Data entries:
╔══

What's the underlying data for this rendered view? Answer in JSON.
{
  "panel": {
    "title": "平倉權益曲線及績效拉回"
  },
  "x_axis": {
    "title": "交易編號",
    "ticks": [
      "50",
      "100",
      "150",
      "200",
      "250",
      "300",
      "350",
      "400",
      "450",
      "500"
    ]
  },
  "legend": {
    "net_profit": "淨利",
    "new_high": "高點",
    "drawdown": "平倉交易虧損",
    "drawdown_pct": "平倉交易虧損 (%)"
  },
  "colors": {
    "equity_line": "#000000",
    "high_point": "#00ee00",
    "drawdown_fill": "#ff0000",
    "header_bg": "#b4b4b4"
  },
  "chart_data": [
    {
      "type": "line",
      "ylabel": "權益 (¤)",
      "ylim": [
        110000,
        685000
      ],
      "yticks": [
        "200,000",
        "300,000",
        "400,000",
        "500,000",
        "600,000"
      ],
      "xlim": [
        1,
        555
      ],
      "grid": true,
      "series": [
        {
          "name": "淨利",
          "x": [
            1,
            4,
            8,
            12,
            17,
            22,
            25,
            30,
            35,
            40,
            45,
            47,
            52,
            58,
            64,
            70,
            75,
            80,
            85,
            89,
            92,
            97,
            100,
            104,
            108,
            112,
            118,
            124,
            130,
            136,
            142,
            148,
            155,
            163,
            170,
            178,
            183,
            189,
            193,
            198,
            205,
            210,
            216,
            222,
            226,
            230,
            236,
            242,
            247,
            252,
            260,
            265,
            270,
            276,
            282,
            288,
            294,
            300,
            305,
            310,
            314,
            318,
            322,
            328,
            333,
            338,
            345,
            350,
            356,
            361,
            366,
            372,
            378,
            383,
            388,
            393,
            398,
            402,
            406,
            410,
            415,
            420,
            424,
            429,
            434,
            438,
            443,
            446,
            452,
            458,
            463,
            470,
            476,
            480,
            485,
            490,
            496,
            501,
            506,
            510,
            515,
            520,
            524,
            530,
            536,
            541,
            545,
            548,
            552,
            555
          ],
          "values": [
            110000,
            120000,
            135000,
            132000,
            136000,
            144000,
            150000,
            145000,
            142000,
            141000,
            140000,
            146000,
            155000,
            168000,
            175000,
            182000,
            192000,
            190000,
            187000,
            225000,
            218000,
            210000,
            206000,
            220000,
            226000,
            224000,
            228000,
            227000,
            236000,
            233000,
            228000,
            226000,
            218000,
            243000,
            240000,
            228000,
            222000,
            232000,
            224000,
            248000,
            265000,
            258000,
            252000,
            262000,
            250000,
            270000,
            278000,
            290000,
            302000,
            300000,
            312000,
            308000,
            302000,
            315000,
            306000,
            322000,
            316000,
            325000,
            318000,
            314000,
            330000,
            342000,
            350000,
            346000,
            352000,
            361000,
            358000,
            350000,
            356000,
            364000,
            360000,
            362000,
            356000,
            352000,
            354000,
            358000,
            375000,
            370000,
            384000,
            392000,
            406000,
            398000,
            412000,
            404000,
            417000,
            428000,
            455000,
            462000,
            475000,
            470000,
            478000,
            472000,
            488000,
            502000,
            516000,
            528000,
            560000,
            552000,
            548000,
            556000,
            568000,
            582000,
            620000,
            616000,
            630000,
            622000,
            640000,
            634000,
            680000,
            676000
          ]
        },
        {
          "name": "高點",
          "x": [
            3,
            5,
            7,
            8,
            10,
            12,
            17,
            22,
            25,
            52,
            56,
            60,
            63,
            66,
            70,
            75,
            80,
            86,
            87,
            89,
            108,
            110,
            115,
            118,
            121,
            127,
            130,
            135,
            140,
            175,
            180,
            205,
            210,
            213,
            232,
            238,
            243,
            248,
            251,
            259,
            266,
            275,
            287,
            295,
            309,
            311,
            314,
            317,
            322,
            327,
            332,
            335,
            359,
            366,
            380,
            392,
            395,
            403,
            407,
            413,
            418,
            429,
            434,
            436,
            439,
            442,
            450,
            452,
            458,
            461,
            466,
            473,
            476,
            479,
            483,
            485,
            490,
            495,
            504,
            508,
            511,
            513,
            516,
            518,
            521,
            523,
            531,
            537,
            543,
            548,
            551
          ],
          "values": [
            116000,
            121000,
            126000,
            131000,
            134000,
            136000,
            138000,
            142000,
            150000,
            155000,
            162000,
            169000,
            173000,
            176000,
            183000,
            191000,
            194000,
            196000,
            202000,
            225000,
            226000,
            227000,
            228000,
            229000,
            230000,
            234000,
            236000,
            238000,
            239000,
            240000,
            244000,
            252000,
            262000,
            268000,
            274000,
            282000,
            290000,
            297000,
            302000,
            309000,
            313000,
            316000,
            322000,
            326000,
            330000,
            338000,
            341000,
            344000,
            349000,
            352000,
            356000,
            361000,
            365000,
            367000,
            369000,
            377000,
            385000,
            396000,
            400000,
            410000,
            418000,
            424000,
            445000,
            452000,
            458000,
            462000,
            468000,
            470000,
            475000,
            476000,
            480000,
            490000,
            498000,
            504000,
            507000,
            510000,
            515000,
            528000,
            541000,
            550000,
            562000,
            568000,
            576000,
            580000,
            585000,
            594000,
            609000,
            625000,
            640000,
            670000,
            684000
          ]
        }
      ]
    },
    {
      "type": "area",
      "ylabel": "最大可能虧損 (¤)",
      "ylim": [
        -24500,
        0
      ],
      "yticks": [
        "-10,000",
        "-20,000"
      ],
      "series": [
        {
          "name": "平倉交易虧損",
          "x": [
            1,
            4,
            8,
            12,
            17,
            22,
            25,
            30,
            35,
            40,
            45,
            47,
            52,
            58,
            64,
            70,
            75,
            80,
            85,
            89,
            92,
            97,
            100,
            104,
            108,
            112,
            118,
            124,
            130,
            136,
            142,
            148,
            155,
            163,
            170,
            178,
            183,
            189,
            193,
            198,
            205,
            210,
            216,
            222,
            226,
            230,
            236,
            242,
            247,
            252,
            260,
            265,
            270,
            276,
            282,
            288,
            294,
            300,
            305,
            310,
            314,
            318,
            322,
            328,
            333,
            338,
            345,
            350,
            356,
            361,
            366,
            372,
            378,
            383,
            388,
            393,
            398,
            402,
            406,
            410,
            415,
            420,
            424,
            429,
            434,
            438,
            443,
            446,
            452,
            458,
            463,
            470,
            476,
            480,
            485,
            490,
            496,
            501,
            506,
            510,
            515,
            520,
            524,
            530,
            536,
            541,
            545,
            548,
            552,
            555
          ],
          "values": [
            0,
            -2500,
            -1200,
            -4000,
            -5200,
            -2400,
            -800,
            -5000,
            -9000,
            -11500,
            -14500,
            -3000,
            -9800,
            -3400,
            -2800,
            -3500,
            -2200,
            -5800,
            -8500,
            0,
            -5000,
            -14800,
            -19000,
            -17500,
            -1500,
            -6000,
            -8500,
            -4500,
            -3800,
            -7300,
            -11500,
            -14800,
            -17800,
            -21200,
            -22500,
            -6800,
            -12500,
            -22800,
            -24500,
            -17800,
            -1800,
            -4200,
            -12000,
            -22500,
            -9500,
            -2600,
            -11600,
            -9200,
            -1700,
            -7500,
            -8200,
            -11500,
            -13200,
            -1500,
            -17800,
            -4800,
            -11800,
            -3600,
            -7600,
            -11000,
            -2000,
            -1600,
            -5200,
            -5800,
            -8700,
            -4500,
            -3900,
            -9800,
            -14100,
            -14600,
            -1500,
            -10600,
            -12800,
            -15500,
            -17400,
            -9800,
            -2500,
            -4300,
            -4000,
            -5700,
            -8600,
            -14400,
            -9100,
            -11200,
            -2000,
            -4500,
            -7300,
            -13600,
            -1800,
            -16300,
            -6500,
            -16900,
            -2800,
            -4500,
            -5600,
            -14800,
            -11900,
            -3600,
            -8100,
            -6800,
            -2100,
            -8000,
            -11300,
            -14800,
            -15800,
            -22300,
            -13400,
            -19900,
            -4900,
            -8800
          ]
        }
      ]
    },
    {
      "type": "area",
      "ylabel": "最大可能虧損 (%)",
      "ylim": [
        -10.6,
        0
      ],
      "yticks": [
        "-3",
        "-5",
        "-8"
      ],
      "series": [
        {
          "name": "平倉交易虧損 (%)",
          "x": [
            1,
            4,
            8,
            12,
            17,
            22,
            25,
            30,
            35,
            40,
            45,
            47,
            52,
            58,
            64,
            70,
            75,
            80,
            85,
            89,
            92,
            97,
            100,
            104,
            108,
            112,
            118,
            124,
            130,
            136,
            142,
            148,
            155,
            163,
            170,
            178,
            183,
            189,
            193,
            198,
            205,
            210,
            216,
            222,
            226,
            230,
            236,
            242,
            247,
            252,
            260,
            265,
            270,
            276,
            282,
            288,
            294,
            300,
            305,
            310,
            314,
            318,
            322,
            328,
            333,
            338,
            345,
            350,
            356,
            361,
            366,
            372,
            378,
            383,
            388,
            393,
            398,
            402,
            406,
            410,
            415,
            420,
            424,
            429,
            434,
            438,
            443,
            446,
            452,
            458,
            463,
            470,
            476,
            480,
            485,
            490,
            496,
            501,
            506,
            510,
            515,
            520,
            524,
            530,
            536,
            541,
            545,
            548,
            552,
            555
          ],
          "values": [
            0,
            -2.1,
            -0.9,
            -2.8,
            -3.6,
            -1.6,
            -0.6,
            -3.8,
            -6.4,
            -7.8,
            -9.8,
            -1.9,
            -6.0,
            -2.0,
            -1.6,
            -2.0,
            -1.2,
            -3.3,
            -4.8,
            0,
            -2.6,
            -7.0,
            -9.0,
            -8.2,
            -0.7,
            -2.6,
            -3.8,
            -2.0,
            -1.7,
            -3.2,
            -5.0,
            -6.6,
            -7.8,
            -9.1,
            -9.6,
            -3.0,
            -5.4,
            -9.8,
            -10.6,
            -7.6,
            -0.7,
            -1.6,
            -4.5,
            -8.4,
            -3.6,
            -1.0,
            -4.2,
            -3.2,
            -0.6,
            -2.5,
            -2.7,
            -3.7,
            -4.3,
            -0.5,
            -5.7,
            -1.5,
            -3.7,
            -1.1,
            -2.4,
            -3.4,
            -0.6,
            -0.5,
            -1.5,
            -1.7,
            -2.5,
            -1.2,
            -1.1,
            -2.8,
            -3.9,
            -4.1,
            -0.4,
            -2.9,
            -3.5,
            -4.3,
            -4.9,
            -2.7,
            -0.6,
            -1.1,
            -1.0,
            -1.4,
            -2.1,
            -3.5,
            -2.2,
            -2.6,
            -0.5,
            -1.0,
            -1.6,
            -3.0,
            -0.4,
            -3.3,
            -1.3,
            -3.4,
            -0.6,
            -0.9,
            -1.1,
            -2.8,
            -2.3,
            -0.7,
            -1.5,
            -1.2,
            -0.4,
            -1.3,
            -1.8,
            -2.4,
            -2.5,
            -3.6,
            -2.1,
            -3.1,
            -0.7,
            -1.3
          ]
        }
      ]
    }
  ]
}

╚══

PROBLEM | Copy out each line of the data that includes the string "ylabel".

YOUR SOLUTION |
      "ylabel": "權益 (¤)",
      "ylabel": "最大可能虧損 (¤)",
      "ylabel": "最大可能虧損 (%)",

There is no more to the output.